# What you should do:
The expected output is the full data, repeated exactly, without pictures.

# Record set:
=======

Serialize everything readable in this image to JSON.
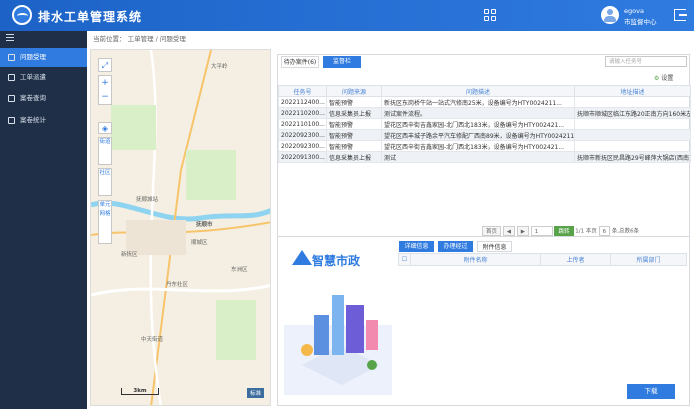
{
  "header": {
    "title": "排水工单管理系统",
    "user_name": "egova",
    "user_org": "市监督中心"
  },
  "sidebar": {
    "items": [
      {
        "label": "问题受理"
      },
      {
        "label": "工单派遣"
      },
      {
        "label": "案卷查询"
      },
      {
        "label": "案卷统计"
      }
    ]
  },
  "breadcrumb": "当前位置： 工单管理 / 问题受理",
  "map": {
    "controls": [
      "街道",
      "社区",
      "单元网格"
    ],
    "scale": "3km",
    "badge": "标准",
    "labels": [
      "大平岭",
      "抚顺城站",
      "新抚区",
      "顺城区",
      "抚顺市",
      "丹东社区",
      "中天街道",
      "东洲区"
    ]
  },
  "list": {
    "tabs": [
      "待办案件(6)",
      "监督栏"
    ],
    "search_placeholder": "请输入任务号",
    "settings_label": "设置",
    "columns": [
      "任务号",
      "问题来源",
      "问题描述",
      "地址描述"
    ],
    "rows": [
      [
        "2022112400...",
        "智能预警",
        "新抚区东岗桥牛站一站式汽修南25米，设备编号为HTY0024211...",
        ""
      ],
      [
        "2022110200...",
        "信息采集员上报",
        "测试案件流程。",
        "抚顺市顺城区临江东路20正南方向160米左右"
      ],
      [
        "2022110100...",
        "智能预警",
        "望花区西辛街吉鑫家园-北门西北183米，设备编号为HTY002421...",
        ""
      ],
      [
        "2022092300...",
        "智能预警",
        "望花区西丰城子路余平汽车修配厂西南89米，设备编号为HTY0024211...",
        ""
      ],
      [
        "2022092300...",
        "智能预警",
        "望花区西辛街吉鑫家园-北门西北183米，设备编号为HTY002421...",
        ""
      ],
      [
        "2022091300...",
        "信息采集员上报",
        "测试",
        "抚顺市新抚区民昌路29号峰萍大锅店(西南)"
      ]
    ],
    "pager": {
      "first": "首页",
      "page": "1",
      "jump": "跳转",
      "info": "1/1 本页",
      "count": "6",
      "suffix": "条,总数6条"
    }
  },
  "detail": {
    "tabs": [
      "详细信息",
      "办理经过",
      "附件信息"
    ],
    "columns": [
      "附件名称",
      "上传者",
      "所属部门"
    ],
    "download_label": "下载",
    "illustration_text": "智慧市政"
  }
}
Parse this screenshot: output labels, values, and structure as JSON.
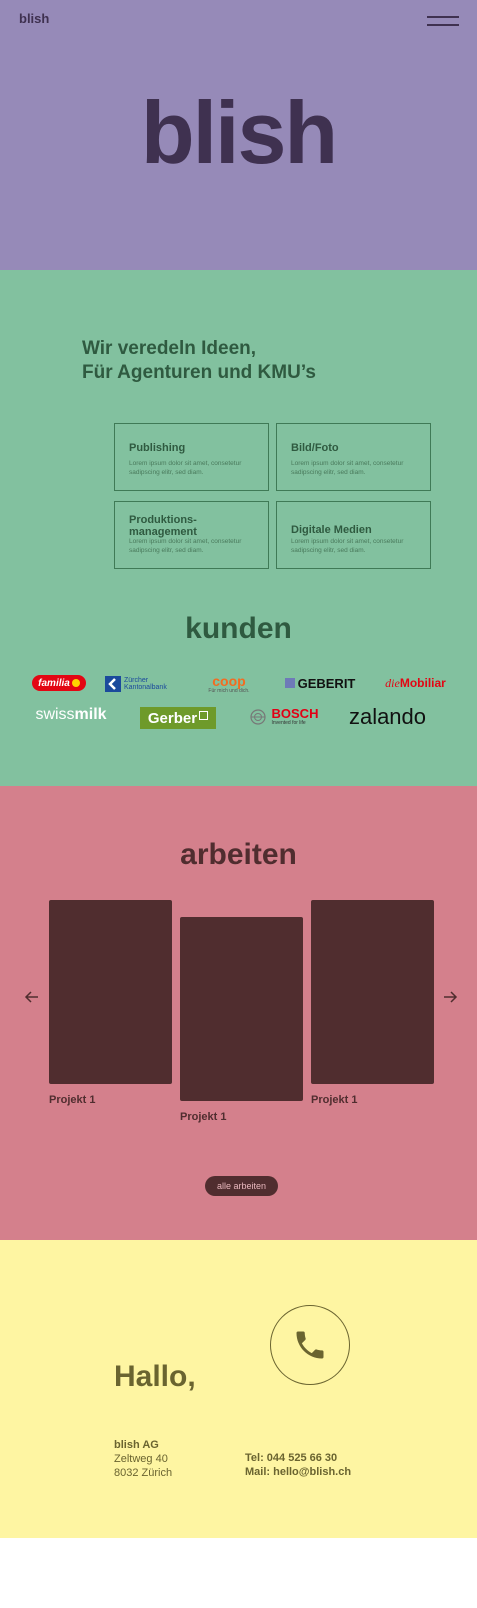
{
  "header": {
    "logo_small": "blish",
    "menu_icon": "hamburger-menu-icon"
  },
  "hero": {
    "title": "blish"
  },
  "services": {
    "tagline_line1": "Wir veredeln Ideen,",
    "tagline_line2": "Für Agenturen und KMU’s",
    "cards": [
      {
        "title": "Publishing",
        "desc": "Lorem ipsum dolor sit amet, consetetur sadipscing elitr, sed diam."
      },
      {
        "title": "Bild/Foto",
        "desc": "Lorem ipsum dolor sit amet, consetetur sadipscing elitr, sed diam."
      },
      {
        "title_line1": "Produktions-",
        "title_line2": "management",
        "desc": "Lorem ipsum dolor sit amet, consetetur sadipscing elitr, sed diam."
      },
      {
        "title": "Digitale Medien",
        "desc": "Lorem ipsum dolor sit amet, consetetur sadipscing elitr, sed diam."
      }
    ]
  },
  "clients": {
    "heading": "kunden",
    "logos": {
      "familia": "familia",
      "zkb_line1": "Zürcher",
      "zkb_line2": "Kantonalbank",
      "coop": "coop",
      "coop_slogan": "Für mich und dich.",
      "geberit": "GEBERIT",
      "mobiliar_die": "die",
      "mobiliar": "Mobiliar",
      "swissmilk_a": "swiss",
      "swissmilk_b": "milk",
      "gerber": "Gerber",
      "bosch": "BOSCH",
      "bosch_slogan": "Invented for life",
      "zalando": "zalando"
    }
  },
  "works": {
    "heading": "arbeiten",
    "projects": [
      {
        "label": "Projekt 1"
      },
      {
        "label": "Projekt 1"
      },
      {
        "label": "Projekt 1"
      }
    ],
    "button": "alle arbeiten",
    "prev_icon": "arrow-left-icon",
    "next_icon": "arrow-right-icon"
  },
  "contact": {
    "greeting": "Hallo,",
    "company": "blish AG",
    "street": "Zeltweg 40",
    "city": "8032 Zürich",
    "tel": "Tel: 044 525 66 30",
    "mail": "Mail: hello@blish.ch",
    "phone_icon": "phone-icon"
  },
  "colors": {
    "hero_bg": "#968ab8",
    "services_bg": "#82c19f",
    "works_bg": "#d4808c",
    "contact_bg": "#fef5a2"
  }
}
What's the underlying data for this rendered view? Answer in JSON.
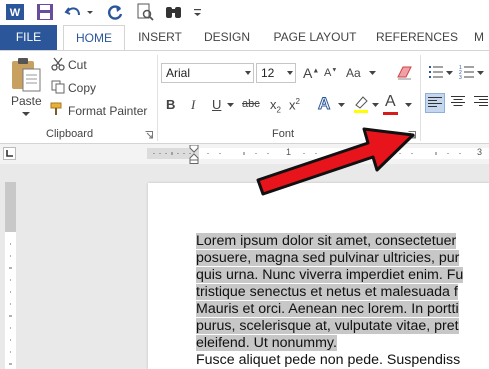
{
  "tabs": {
    "file": "FILE",
    "items": [
      "HOME",
      "INSERT",
      "DESIGN",
      "PAGE LAYOUT",
      "REFERENCES",
      "M"
    ]
  },
  "clipboard": {
    "paste": "Paste",
    "cut": "Cut",
    "copy": "Copy",
    "format_painter": "Format Painter",
    "group_label": "Clipboard"
  },
  "font": {
    "name": "Arial",
    "size": "12",
    "group_label": "Font",
    "bold": "B",
    "italic": "I",
    "underline": "U",
    "strike": "abc",
    "subscript": "x",
    "superscript": "x",
    "sub_mark": "2",
    "sup_mark": "2",
    "grow": "A",
    "shrink": "A",
    "case": "Aa",
    "color_letter": "A",
    "effects_letter": "A"
  },
  "ruler": {
    "marks": [
      "1",
      "2",
      "3"
    ]
  },
  "document": {
    "lines": [
      {
        "text": "Lorem ipsum dolor sit amet, consectetuer",
        "selected": true
      },
      {
        "text": "posuere, magna sed pulvinar ultricies, pur",
        "selected": true
      },
      {
        "text": "quis urna. Nunc viverra imperdiet enim. Fu",
        "selected": true
      },
      {
        "text": "tristique senectus et netus et malesuada f",
        "selected": true
      },
      {
        "text": "Mauris et orci. Aenean nec lorem. In portti",
        "selected": true
      },
      {
        "text": "purus, scelerisque at, vulputate vitae, pret",
        "selected": true
      },
      {
        "text": "eleifend. Ut nonummy.",
        "selected": true
      },
      {
        "text": "Fusce aliquet pede non pede. Suspendiss",
        "selected": false
      }
    ]
  },
  "colors": {
    "accent": "#2b579a",
    "arrow": "#e8141b",
    "font_color": "#d71b1b",
    "selection": "#c7c7c7"
  }
}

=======

# Result:
Serialize everything readable in this image to JSON.
{
  "header": {
    "title": "排水工单管理系统",
    "user_name": "egova",
    "user_org": "市监督中心"
  },
  "sidebar": {
    "items": [
      {
        "label": "问题受理"
      },
      {
        "label": "工单派遣"
      },
      {
        "label": "案卷查询"
      },
      {
        "label": "案卷统计"
      }
    ]
  },
  "breadcrumb": "当前位置： 工单管理 / 问题受理",
  "map": {
    "controls": [
      "街道",
      "社区",
      "单元网格"
    ],
    "scale": "3km",
    "badge": "标准",
    "labels": [
      "大平岭",
      "抚顺城站",
      "新抚区",
      "顺城区",
      "抚顺市",
      "丹东社区",
      "中天街道",
      "东洲区"
    ]
  },
  "list": {
    "tabs": [
      "待办案件(6)",
      "监督栏"
    ],
    "search_placeholder": "请输入任务号",
    "settings_label": "设置",
    "columns": [
      "任务号",
      "问题来源",
      "问题描述",
      "地址描述"
    ],
    "rows": [
      [
        "2022112400...",
        "智能预警",
        "新抚区东岗桥牛站一站式汽修南25米，设备编号为HTY0024211...",
        ""
      ],
      [
        "2022110200...",
        "信息采集员上报",
        "测试案件流程。",
        "抚顺市顺城区临江东路20正南方向160米左右"
      ],
      [
        "2022110100...",
        "智能预警",
        "望花区西辛街吉鑫家园-北门西北183米，设备编号为HTY002421...",
        ""
      ],
      [
        "2022092300...",
        "智能预警",
        "望花区西丰城子路余平汽车修配厂西南89米，设备编号为HTY0024211...",
        ""
      ],
      [
        "2022092300...",
        "智能预警",
        "望花区西辛街吉鑫家园-北门西北183米，设备编号为HTY002421...",
        ""
      ],
      [
        "2022091300...",
        "信息采集员上报",
        "测试",
        "抚顺市新抚区民昌路29号峰萍大锅店(西南)"
      ]
    ],
    "pager": {
      "first": "首页",
      "page": "1",
      "jump": "跳转",
      "info": "1/1 本页",
      "count": "6",
      "suffix": "条,总数6条"
    }
  },
  "detail": {
    "tabs": [
      "详细信息",
      "办理经过",
      "附件信息"
    ],
    "columns": [
      "附件名称",
      "上传者",
      "所属部门"
    ],
    "download_label": "下载",
    "illustration_text": "智慧市政"
  }
}
Parse this screenshot: output labels, values, and structure as JSON.
{
  "header": {
    "logo_small": "blish",
    "menu_icon": "hamburger-menu-icon"
  },
  "hero": {
    "title": "blish"
  },
  "services": {
    "tagline_line1": "Wir veredeln Ideen,",
    "tagline_line2": "Für Agenturen und KMU’s",
    "cards": [
      {
        "title": "Publishing",
        "desc": "Lorem ipsum dolor sit amet, consetetur sadipscing elitr, sed diam."
      },
      {
        "title": "Bild/Foto",
        "desc": "Lorem ipsum dolor sit amet, consetetur sadipscing elitr, sed diam."
      },
      {
        "title_line1": "Produktions-",
        "title_line2": "management",
        "desc": "Lorem ipsum dolor sit amet, consetetur sadipscing elitr, sed diam."
      },
      {
        "title": "Digitale Medien",
        "desc": "Lorem ipsum dolor sit amet, consetetur sadipscing elitr, sed diam."
      }
    ]
  },
  "clients": {
    "heading": "kunden",
    "logos": {
      "familia": "familia",
      "zkb_line1": "Zürcher",
      "zkb_line2": "Kantonalbank",
      "coop": "coop",
      "coop_slogan": "Für mich und dich.",
      "geberit": "GEBERIT",
      "mobiliar_die": "die",
      "mobiliar": "Mobiliar",
      "swissmilk_a": "swiss",
      "swissmilk_b": "milk",
      "gerber": "Gerber",
      "bosch": "BOSCH",
      "bosch_slogan": "Invented for life",
      "zalando": "zalando"
    }
  },
  "works": {
    "heading": "arbeiten",
    "projects": [
      {
        "label": "Projekt 1"
      },
      {
        "label": "Projekt 1"
      },
      {
        "label": "Projekt 1"
      }
    ],
    "button": "alle arbeiten",
    "prev_icon": "arrow-left-icon",
    "next_icon": "arrow-right-icon"
  },
  "contact": {
    "greeting": "Hallo,",
    "company": "blish AG",
    "street": "Zeltweg 40",
    "city": "8032 Zürich",
    "tel": "Tel: 044 525 66 30",
    "mail": "Mail: hello@blish.ch",
    "phone_icon": "phone-icon"
  },
  "colors": {
    "hero_bg": "#968ab8",
    "services_bg": "#82c19f",
    "works_bg": "#d4808c",
    "contact_bg": "#fef5a2"
  }
}
What's the underlying data for this rendered view? Answer in JSON.
{
  "tabs": {
    "file": "FILE",
    "items": [
      "HOME",
      "INSERT",
      "DESIGN",
      "PAGE LAYOUT",
      "REFERENCES",
      "M"
    ]
  },
  "clipboard": {
    "paste": "Paste",
    "cut": "Cut",
    "copy": "Copy",
    "format_painter": "Format Painter",
    "group_label": "Clipboard"
  },
  "font": {
    "name": "Arial",
    "size": "12",
    "group_label": "Font",
    "bold": "B",
    "italic": "I",
    "underline": "U",
    "strike": "abc",
    "subscript": "x",
    "superscript": "x",
    "sub_mark": "2",
    "sup_mark": "2",
    "grow": "A",
    "shrink": "A",
    "case": "Aa",
    "color_letter": "A",
    "effects_letter": "A"
  },
  "ruler": {
    "marks": [
      "1",
      "2",
      "3"
    ]
  },
  "document": {
    "lines": [
      {
        "text": "Lorem ipsum dolor sit amet, consectetuer",
        "selected": true
      },
      {
        "text": "posuere, magna sed pulvinar ultricies, pur",
        "selected": true
      },
      {
        "text": "quis urna. Nunc viverra imperdiet enim. Fu",
        "selected": true
      },
      {
        "text": "tristique senectus et netus et malesuada f",
        "selected": true
      },
      {
        "text": "Mauris et orci. Aenean nec lorem. In portti",
        "selected": true
      },
      {
        "text": "purus, scelerisque at, vulputate vitae, pret",
        "selected": true
      },
      {
        "text": "eleifend. Ut nonummy.",
        "selected": true
      },
      {
        "text": "Fusce aliquet pede non pede. Suspendiss",
        "selected": false
      }
    ]
  },
  "colors": {
    "accent": "#2b579a",
    "arrow": "#e8141b",
    "font_color": "#d71b1b",
    "selection": "#c7c7c7"
  }
}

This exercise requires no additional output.